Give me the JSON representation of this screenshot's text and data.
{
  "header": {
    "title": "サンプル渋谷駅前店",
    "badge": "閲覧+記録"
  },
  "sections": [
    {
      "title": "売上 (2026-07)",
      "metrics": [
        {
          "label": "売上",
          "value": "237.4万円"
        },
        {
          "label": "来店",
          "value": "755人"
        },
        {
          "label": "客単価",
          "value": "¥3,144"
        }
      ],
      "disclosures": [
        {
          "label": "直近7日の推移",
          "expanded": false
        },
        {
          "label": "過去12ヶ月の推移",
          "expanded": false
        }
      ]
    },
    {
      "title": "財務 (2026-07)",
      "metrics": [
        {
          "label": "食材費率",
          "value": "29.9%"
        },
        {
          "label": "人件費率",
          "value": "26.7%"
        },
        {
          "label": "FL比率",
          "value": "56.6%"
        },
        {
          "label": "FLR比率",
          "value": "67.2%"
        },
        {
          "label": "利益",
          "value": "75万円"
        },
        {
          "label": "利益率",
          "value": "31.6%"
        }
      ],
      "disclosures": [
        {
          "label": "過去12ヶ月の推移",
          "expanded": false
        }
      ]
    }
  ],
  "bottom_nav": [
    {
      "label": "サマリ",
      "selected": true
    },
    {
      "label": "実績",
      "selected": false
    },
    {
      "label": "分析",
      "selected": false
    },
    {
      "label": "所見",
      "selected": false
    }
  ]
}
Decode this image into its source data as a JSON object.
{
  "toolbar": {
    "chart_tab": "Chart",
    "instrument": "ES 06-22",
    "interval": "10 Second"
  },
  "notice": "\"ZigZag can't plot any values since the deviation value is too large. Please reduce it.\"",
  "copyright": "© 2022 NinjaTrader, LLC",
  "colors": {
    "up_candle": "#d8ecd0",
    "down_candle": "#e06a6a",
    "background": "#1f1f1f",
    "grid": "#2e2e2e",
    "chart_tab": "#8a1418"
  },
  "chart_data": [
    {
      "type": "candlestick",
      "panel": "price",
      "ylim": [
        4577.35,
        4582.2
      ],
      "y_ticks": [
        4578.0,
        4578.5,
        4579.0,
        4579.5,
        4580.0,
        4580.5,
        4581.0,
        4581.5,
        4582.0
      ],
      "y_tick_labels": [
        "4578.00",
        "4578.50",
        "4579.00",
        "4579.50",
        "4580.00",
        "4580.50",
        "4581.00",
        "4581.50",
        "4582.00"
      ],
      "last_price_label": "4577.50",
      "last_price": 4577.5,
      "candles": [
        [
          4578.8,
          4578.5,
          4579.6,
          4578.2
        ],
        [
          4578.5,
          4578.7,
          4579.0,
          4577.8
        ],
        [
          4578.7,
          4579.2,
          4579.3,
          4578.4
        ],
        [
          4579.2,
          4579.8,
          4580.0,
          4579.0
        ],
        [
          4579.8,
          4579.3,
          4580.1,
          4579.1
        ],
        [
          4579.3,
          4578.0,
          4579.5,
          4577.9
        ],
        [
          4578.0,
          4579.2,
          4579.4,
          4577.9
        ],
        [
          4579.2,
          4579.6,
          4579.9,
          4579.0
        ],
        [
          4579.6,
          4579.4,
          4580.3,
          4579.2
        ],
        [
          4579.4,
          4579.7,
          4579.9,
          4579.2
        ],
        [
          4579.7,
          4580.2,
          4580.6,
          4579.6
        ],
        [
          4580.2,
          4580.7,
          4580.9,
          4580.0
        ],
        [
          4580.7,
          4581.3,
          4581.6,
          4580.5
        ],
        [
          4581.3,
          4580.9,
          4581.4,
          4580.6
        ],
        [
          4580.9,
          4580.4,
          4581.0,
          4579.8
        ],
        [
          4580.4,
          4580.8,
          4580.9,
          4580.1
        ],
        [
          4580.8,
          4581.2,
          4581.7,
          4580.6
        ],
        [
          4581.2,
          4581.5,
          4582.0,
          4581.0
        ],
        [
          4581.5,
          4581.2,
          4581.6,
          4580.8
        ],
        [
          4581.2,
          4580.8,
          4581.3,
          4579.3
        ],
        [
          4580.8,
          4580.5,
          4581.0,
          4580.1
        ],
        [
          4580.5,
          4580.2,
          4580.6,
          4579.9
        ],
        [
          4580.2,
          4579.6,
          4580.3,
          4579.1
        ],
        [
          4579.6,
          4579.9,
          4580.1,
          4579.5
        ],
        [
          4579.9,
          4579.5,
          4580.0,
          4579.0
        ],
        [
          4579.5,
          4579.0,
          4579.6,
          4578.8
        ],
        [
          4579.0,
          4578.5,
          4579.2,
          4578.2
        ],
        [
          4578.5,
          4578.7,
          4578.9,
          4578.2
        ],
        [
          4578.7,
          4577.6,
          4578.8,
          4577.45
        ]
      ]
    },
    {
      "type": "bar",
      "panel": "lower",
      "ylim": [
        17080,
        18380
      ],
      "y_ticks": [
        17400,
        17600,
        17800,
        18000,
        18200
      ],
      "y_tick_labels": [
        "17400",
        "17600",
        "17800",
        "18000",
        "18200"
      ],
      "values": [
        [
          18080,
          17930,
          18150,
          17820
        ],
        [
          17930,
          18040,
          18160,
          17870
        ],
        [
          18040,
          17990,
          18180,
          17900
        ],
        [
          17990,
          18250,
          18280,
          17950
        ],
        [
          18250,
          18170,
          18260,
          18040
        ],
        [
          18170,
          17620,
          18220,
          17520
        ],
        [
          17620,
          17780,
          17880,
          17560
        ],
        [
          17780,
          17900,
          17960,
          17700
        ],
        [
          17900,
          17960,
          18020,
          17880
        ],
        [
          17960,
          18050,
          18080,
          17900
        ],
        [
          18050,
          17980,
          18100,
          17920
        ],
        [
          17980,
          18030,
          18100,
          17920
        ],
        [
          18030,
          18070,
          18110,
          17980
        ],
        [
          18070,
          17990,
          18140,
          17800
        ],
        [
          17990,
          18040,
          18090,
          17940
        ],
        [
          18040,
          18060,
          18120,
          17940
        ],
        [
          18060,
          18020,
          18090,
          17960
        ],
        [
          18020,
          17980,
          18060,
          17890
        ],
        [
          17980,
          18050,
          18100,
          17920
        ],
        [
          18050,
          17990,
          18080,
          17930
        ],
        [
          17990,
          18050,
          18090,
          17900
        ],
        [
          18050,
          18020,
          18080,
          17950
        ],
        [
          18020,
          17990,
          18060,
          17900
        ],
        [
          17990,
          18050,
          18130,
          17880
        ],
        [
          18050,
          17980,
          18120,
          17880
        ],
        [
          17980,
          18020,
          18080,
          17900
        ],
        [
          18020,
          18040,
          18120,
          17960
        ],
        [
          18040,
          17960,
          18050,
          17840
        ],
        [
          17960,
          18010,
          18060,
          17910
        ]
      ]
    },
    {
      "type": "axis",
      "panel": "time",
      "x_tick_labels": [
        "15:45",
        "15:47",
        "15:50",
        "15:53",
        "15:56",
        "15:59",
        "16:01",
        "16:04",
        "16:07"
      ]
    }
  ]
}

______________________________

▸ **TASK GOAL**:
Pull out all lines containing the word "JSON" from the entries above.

▸ **OUTPUT OF THE TASK**:
Give me the JSON representation of this screenshot's text and data.
Decode this image into its source data as a JSON object.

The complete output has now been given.